An important issue for environmental and nature conservation organizations is to examine the data upon which applicants base their environmental impact assessment. In the case of NSP2, monitoring data is not sufficiently accessible or is only available in an already interpreted form. Raw data for independent evaluation is missing, which, from NABU’s perspective, is obviously an unsatisfactory state of affairs.
Furthermore, there is a lack of studies on the possible hazards to the gas pipeline caused by navy exercises in the military training area of the Bay of Pomerania as well as information on how to proceed with the expected detonations and recovery of munitions from the past along the route of the pipeline (worst-case-scenario). The Bay of Pomerania is the habitat of the only native and particularly noise-sensitive species of whale: the harbour porpoise.
Proper compensation for environmental damage is not viable
It is legally binding that, for interventions in the natural environment, there has to be compensation or mitigation through nature conservation measures to make up for unavoidable damage.
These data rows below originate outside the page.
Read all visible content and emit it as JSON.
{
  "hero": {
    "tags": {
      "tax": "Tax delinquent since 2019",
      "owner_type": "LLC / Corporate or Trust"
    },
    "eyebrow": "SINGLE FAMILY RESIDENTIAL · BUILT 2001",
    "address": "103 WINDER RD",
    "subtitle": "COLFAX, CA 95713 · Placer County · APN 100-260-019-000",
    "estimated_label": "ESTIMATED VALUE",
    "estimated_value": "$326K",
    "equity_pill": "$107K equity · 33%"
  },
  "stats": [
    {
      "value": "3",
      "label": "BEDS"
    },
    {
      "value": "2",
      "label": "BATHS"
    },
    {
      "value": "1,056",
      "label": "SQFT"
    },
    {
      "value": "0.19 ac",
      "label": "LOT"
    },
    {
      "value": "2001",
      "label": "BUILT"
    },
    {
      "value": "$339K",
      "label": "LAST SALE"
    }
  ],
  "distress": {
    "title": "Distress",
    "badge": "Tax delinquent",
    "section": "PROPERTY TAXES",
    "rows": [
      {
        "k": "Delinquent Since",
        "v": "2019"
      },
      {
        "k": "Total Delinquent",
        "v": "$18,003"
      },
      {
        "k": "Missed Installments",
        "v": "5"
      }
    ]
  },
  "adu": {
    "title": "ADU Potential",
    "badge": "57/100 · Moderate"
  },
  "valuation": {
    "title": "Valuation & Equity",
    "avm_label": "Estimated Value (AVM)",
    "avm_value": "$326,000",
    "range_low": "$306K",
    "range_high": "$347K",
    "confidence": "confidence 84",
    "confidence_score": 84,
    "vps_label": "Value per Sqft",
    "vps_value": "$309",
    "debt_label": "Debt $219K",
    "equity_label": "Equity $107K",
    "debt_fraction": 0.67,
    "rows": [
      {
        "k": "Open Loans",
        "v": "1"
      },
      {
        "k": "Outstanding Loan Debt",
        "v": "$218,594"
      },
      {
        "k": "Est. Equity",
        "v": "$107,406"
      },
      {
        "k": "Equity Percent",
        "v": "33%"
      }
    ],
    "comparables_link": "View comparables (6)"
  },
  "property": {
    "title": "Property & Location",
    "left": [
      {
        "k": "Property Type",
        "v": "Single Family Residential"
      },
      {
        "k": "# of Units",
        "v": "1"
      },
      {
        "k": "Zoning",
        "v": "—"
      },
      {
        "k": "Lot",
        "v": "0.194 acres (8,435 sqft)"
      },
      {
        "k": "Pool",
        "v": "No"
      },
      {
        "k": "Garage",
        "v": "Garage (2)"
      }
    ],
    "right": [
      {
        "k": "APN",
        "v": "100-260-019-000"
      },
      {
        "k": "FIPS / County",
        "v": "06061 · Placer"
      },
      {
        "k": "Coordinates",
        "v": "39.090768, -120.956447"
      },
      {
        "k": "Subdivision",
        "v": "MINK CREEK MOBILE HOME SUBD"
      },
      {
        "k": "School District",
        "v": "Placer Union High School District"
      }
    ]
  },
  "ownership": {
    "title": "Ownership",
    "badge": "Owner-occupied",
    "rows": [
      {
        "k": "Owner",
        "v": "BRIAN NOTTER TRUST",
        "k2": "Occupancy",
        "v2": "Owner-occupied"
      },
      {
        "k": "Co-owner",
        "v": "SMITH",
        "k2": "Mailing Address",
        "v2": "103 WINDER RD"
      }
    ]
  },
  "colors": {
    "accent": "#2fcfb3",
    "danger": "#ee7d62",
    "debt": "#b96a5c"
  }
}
The proposed plan for compensation measures within the twelve mile zone is poorly conceived and not foolproof. Many land owners do not agree with the change in use, or feel that their rights have been curtailed. As a consequence they often do not want to provide even one hectare of their land voluntarily, clearly not a good starting point for a successful compensation. NABU is opposed to compensation by means of financial settlement for the disturbance of the marine environment (as the applicants are planning within the EEZ) and is demanding complete, real and actual habitat compensation and mitigation if the plan is approved. Experience shows that compensation funds do not help the damaged habitats and species.
A project with permanent long-term effects which no one needs
Nord Stream 2 would be the biggest man-made construction within the Baltic Sea, and one that would probably stay permanently on the sea floor, even when it is no longer in use, as financial provision is not being made for its eventual dismantling. Furthermore NABU is afraid that the approval of NSP2 will make similar projects easier to approve in the future.
After putting forward all its arguments concerning conservation and environmental aspects, NABU expects and demands a stop to the construction of the Nord Stream Pipeline 2, which is such a risky venture from the point of view of energy usage and protection of the natural world.